Start of Data for the task

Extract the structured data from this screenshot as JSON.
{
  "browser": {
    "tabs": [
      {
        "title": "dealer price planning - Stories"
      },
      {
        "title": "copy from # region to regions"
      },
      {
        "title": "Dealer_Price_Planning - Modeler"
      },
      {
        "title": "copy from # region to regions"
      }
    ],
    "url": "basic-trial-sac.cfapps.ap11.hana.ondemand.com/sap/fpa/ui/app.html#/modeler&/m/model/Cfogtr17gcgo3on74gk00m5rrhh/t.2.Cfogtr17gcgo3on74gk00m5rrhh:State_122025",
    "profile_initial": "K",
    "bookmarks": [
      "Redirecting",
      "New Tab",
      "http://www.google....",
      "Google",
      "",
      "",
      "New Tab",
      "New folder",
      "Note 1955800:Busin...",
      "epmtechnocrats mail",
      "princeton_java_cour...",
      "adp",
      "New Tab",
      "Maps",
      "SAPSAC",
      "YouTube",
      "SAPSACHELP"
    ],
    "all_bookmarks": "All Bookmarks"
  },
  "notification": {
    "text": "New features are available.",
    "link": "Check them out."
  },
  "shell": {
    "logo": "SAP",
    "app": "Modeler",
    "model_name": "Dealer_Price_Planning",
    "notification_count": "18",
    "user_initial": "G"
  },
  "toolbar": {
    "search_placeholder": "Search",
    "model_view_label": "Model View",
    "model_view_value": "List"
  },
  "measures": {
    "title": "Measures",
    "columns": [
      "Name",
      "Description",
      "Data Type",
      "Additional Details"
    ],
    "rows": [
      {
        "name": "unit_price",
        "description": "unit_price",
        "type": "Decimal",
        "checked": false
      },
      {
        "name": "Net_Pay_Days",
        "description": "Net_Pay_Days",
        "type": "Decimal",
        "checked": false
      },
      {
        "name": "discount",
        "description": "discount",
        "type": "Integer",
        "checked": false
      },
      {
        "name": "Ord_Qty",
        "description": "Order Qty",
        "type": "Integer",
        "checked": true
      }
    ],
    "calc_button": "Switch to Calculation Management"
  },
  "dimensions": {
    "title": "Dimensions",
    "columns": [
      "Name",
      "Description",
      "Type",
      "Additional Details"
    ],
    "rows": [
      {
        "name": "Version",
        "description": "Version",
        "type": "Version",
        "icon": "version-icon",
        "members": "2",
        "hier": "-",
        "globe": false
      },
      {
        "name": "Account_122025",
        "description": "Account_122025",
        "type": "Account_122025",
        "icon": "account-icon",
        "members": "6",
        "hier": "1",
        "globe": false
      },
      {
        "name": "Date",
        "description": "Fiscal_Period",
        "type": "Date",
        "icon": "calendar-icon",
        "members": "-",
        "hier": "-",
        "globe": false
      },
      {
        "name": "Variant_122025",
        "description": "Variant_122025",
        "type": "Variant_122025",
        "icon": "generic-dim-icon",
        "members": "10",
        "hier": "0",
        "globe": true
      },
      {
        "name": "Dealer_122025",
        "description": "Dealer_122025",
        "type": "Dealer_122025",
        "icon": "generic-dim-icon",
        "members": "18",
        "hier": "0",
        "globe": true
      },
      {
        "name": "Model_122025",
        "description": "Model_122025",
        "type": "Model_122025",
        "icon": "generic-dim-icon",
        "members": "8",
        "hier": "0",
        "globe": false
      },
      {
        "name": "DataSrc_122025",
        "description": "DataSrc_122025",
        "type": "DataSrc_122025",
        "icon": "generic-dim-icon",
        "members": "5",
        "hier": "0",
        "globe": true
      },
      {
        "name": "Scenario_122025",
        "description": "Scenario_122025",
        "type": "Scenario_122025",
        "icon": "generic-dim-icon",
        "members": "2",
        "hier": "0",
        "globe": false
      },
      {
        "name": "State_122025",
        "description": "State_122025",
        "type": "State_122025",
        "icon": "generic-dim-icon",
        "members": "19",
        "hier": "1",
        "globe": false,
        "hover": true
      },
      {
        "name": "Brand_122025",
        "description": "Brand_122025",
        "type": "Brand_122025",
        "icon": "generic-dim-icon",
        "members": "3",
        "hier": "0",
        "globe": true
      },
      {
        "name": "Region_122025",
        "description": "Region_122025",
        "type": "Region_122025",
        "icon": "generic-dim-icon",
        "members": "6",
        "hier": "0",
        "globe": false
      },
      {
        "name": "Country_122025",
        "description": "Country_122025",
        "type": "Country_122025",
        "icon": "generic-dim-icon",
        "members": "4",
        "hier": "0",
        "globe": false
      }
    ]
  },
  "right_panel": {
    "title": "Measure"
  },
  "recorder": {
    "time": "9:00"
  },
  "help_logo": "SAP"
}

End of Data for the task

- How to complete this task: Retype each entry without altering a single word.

- Solution to this task:
Extract the structured data from this screenshot as JSON.
{
  "browser": {
    "tabs": [
      {
        "title": "dealer price planning - Stories"
      },
      {
        "title": "copy from # region to regions"
      },
      {
        "title": "Dealer_Price_Planning - Modeler"
      },
      {
        "title": "copy from # region to regions"
      }
    ],
    "url": "basic-trial-sac.cfapps.ap11.hana.ondemand.com/sap/fpa/ui/app.html#/modeler&/m/model/Cfogtr17gcgo3on74gk00m5rrhh/t.2.Cfogtr17gcgo3on74gk00m5rrhh:State_122025",
    "profile_initial": "K",
    "bookmarks": [
      "Redirecting",
      "New Tab",
      "http://www.google....",
      "Google",
      "",
      "",
      "New Tab",
      "New folder",
      "Note 1955800:Busin...",
      "epmtechnocrats mail",
      "princeton_java_cour...",
      "adp",
      "New Tab",
      "Maps",
      "SAPSAC",
      "YouTube",
      "SAPSACHELP"
    ],
    "all_bookmarks": "All Bookmarks"
  },
  "notification": {
    "text": "New features are available.",
    "link": "Check them out."
  },
  "shell": {
    "logo": "SAP",
    "app": "Modeler",
    "model_name": "Dealer_Price_Planning",
    "notification_count": "18",
    "user_initial": "G"
  },
  "toolbar": {
    "search_placeholder": "Search",
    "model_view_label": "Model View",
    "model_view_value": "List"
  },
  "measures": {
    "title": "Measures",
    "columns": [
      "Name",
      "Description",
      "Data Type",
      "Additional Details"
    ],
    "rows": [
      {
        "name": "unit_price",
        "description": "unit_price",
        "type": "Decimal",
        "checked": false
      },
      {
        "name": "Net_Pay_Days",
        "description": "Net_Pay_Days",
        "type": "Decimal",
        "checked": false
      },
      {
        "name": "discount",
        "description": "discount",
        "type": "Integer",
        "checked": false
      },
      {
        "name": "Ord_Qty",
        "description": "Order Qty",
        "type": "Integer",
        "checked": true
      }
    ],
    "calc_button": "Switch to Calculation Management"
  },
  "dimensions": {
    "title": "Dimensions",
    "columns": [
      "Name",
      "Description",
      "Type",
      "Additional Details"
    ],
    "rows": [
      {
        "name": "Version",
        "description": "Version",
        "type": "Version",
        "icon": "version-icon",
        "members": "2",
        "hier": "-",
        "globe": false
      },
      {
        "name": "Account_122025",
        "description": "Account_122025",
        "type": "Account_122025",
        "icon": "account-icon",
        "members": "6",
        "hier": "1",
        "globe": false
      },
      {
        "name": "Date",
        "description": "Fiscal_Period",
        "type": "Date",
        "icon": "calendar-icon",
        "members": "-",
        "hier": "-",
        "globe": false
      },
      {
        "name": "Variant_122025",
        "description": "Variant_122025",
        "type": "Variant_122025",
        "icon": "generic-dim-icon",
        "members": "10",
        "hier": "0",
        "globe": true
      },
      {
        "name": "Dealer_122025",
        "description": "Dealer_122025",
        "type": "Dealer_122025",
        "icon": "generic-dim-icon",
        "members": "18",
        "hier": "0",
        "globe": true
      },
      {
        "name": "Model_122025",
        "description": "Model_122025",
        "type": "Model_122025",
        "icon": "generic-dim-icon",
        "members": "8",
        "hier": "0",
        "globe": false
      },
      {
        "name": "DataSrc_122025",
        "description": "DataSrc_122025",
        "type": "DataSrc_122025",
        "icon": "generic-dim-icon",
        "members": "5",
        "hier": "0",
        "globe": true
      },
      {
        "name": "Scenario_122025",
        "description": "Scenario_122025",
        "type": "Scenario_122025",
        "icon": "generic-dim-icon",
        "members": "2",
        "hier": "0",
        "globe": false
      },
      {
        "name": "State_122025",
        "description": "State_122025",
        "type": "State_122025",
        "icon": "generic-dim-icon",
        "members": "19",
        "hier": "1",
        "globe": false,
        "hover": true
      },
      {
        "name": "Brand_122025",
        "description": "Brand_122025",
        "type": "Brand_122025",
        "icon": "generic-dim-icon",
        "members": "3",
        "hier": "0",
        "globe": true
      },
      {
        "name": "Region_122025",
        "description": "Region_122025",
        "type": "Region_122025",
        "icon": "generic-dim-icon",
        "members": "6",
        "hier": "0",
        "globe": false
      },
      {
        "name": "Country_122025",
        "description": "Country_122025",
        "type": "Country_122025",
        "icon": "generic-dim-icon",
        "members": "4",
        "hier": "0",
        "globe": false
      }
    ]
  },
  "right_panel": {
    "title": "Measure"
  },
  "recorder": {
    "time": "9:00"
  },
  "help_logo": "SAP"
}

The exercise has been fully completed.